“I utilise the dynamics of whānaungatanga, which is one of those things that Pa Henare Tate instilled in us. If I’m working with a whānau Māori, te reo isn’t always the answer, but karakia is absolutely. What karakia does is it sets the scene but it brings out a different wairua and perspective around the kaupapa.”
The Raid Movement
Rebecca Hooker was still in college when two of her classmates died from suicide.
In 2012, her region was hit with a spate of young deaths attributed to suicide.
At that same time, Rebecca and her friends founded The Raid Movement a group of young people who wanted to open up about the issue plaguing Northland schools.
“The Raid Movement is a youth suicide prevention crew, our overall aim was to get out in the community and to normalise the conversation, not only for our peers but for our whānau.”
After college, Rebecca began working at Ngāti Hine Health Trust and is now the Kia Piki Te Ora suicide prevention co-ordinator. Her job takes her around the country, including Waiheke Island and Kaitaia.
The main component of Rebecca's job is to connect with young people via social media, and help spread The Raid Movement to other parts of the country, she says.
In 2016, Rebecca was a finalist in the Miss Universe New Zealand pageant and travelled to the Philippines for the international competition.
Where to get help:
Need to Talk?
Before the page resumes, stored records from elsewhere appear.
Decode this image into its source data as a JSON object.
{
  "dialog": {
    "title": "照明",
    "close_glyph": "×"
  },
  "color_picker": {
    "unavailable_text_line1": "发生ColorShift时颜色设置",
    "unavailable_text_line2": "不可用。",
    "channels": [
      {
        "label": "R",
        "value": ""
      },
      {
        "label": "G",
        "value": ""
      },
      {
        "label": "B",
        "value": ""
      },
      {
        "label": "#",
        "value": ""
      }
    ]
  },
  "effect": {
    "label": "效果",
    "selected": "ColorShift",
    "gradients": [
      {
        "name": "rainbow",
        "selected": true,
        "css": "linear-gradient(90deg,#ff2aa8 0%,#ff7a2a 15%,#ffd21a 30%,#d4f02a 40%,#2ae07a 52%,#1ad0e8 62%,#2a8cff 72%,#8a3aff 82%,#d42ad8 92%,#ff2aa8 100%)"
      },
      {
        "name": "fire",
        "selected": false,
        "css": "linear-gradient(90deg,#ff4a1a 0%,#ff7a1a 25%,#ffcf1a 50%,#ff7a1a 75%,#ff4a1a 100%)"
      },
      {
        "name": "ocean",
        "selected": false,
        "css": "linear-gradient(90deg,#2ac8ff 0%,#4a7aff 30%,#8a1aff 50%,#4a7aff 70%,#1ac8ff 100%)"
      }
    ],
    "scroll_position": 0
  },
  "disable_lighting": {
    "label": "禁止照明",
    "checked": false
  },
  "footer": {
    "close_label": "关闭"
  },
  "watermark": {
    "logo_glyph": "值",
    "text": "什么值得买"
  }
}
Free call or text 1737 any time to speak to a trained counsellor, for any reason.
Lifeline: 0800 543 354
Suicide Crisis Helpline: 0508 828 865 / 0508 TAUTOKO (24/7). This is a service for people who may be thinking about suicide, or those who are concerned about family or friends.
Depression Helpline: 0800 111 757 (24/7)
Samaritans: 0800 726 666 (24/7)
Youthline: 0800 376 633 (24/7) or free text 234 (8am-12am), or email firstname.lastname@example.org
What's Up: online chat (7pm-10pm) or 0800 WHATSUP / 0800 9428 787 children's helpline (1pm-10pm weekdays, 3pm-10pm weekends)
Kidsline (ages 5-18): 0800 543 754 (24/7)
Rural Support Trust Helpline: 0800 787 254
Healthline: 0800 611 116
Rainbow Youth: (09) 376 4155
If it is an emergency and you feel like you or someone else is at risk, call 111.